■ **Source records**
:::

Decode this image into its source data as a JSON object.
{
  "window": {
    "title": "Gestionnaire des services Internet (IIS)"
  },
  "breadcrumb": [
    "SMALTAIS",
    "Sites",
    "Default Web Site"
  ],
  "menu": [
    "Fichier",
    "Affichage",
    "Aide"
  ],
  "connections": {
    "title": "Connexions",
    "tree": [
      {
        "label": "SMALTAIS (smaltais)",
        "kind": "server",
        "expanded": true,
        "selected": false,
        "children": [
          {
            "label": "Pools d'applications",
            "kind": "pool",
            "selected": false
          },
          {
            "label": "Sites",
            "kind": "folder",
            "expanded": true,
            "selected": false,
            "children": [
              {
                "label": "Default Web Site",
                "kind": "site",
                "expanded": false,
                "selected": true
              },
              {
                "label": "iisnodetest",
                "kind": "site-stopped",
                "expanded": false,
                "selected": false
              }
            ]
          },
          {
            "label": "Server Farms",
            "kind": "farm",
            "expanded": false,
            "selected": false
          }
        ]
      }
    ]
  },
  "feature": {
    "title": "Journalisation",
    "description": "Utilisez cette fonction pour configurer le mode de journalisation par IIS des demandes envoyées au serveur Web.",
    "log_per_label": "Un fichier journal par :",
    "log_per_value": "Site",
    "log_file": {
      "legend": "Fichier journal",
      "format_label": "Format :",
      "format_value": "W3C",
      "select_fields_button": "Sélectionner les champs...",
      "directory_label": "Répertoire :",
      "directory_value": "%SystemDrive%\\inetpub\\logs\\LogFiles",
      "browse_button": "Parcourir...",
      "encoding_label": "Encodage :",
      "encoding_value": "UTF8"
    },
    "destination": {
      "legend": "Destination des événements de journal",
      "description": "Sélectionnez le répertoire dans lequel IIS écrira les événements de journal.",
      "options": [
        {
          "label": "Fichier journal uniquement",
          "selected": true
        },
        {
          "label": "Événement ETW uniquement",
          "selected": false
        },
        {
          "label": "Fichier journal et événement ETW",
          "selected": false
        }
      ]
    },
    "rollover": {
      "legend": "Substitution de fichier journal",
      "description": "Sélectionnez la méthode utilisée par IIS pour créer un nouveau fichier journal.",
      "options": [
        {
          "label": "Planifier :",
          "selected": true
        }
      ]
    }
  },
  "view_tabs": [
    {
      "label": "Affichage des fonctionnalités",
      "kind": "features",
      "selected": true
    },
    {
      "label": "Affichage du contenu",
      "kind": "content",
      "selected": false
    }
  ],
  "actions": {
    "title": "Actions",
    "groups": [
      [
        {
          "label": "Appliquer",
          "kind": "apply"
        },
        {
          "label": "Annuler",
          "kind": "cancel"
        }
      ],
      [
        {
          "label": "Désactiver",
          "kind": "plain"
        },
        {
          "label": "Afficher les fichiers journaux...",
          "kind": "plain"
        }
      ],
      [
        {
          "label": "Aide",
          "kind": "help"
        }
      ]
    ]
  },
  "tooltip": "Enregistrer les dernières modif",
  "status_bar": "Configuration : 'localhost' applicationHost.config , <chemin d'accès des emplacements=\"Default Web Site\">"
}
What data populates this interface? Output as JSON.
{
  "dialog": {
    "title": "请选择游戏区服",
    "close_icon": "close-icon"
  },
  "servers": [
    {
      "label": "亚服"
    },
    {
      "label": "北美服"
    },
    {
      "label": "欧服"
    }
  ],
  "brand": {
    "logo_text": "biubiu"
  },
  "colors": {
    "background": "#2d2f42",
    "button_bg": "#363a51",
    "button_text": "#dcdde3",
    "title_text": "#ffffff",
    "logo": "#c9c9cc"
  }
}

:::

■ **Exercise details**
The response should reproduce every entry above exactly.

■ **Written answer**
Decode this image into its source data as a JSON object.
{
  "window": {
    "title": "Gestionnaire des services Internet (IIS)"
  },
  "breadcrumb": [
    "SMALTAIS",
    "Sites",
    "Default Web Site"
  ],
  "menu": [
    "Fichier",
    "Affichage",
    "Aide"
  ],
  "connections": {
    "title": "Connexions",
    "tree": [
      {
        "label": "SMALTAIS (smaltais)",
        "kind": "server",
        "expanded": true,
        "selected": false,
        "children": [
          {
            "label": "Pools d'applications",
            "kind": "pool",
            "selected": false
          },
          {
            "label": "Sites",
            "kind": "folder",
            "expanded": true,
            "selected": false,
            "children": [
              {
                "label": "Default Web Site",
                "kind": "site",
                "expanded": false,
                "selected": true
              },
              {
                "label": "iisnodetest",
                "kind": "site-stopped",
                "expanded": false,
                "selected": false
              }
            ]
          },
          {
            "label": "Server Farms",
            "kind": "farm",
            "expanded": false,
            "selected": false
          }
        ]
      }
    ]
  },
  "feature": {
    "title": "Journalisation",
    "description": "Utilisez cette fonction pour configurer le mode de journalisation par IIS des demandes envoyées au serveur Web.",
    "log_per_label": "Un fichier journal par :",
    "log_per_value": "Site",
    "log_file": {
      "legend": "Fichier journal",
      "format_label": "Format :",
      "format_value": "W3C",
      "select_fields_button": "Sélectionner les champs...",
      "directory_label": "Répertoire :",
      "directory_value": "%SystemDrive%\\inetpub\\logs\\LogFiles",
      "browse_button": "Parcourir...",
      "encoding_label": "Encodage :",
      "encoding_value": "UTF8"
    },
    "destination": {
      "legend": "Destination des événements de journal",
      "description": "Sélectionnez le répertoire dans lequel IIS écrira les événements de journal.",
      "options": [
        {
          "label": "Fichier journal uniquement",
          "selected": true
        },
        {
          "label": "Événement ETW uniquement",
          "selected": false
        },
        {
          "label": "Fichier journal et événement ETW",
          "selected": false
        }
      ]
    },
    "rollover": {
      "legend": "Substitution de fichier journal",
      "description": "Sélectionnez la méthode utilisée par IIS pour créer un nouveau fichier journal.",
      "options": [
        {
          "label": "Planifier :",
          "selected": true
        }
      ]
    }
  },
  "view_tabs": [
    {
      "label": "Affichage des fonctionnalités",
      "kind": "features",
      "selected": true
    },
    {
      "label": "Affichage du contenu",
      "kind": "content",
      "selected": false
    }
  ],
  "actions": {
    "title": "Actions",
    "groups": [
      [
        {
          "label": "Appliquer",
          "kind": "apply"
        },
        {
          "label": "Annuler",
          "kind": "cancel"
        }
      ],
      [
        {
          "label": "Désactiver",
          "kind": "plain"
        },
        {
          "label": "Afficher les fichiers journaux...",
          "kind": "plain"
        }
      ],
      [
        {
          "label": "Aide",
          "kind": "help"
        }
      ]
    ]
  },
  "tooltip": "Enregistrer les dernières modif",
  "status_bar": "Configuration : 'localhost' applicationHost.config , <chemin d'accès des emplacements=\"Default Web Site\">"
}
What data populates this interface? Output as JSON.
{
  "dialog": {
    "title": "请选择游戏区服",
    "close_icon": "close-icon"
  },
  "servers": [
    {
      "label": "亚服"
    },
    {
      "label": "北美服"
    },
    {
      "label": "欧服"
    }
  ],
  "brand": {
    "logo_text": "biubiu"
  },
  "colors": {
    "background": "#2d2f42",
    "button_bg": "#363a51",
    "button_text": "#dcdde3",
    "title_text": "#ffffff",
    "logo": "#c9c9cc"
  }
}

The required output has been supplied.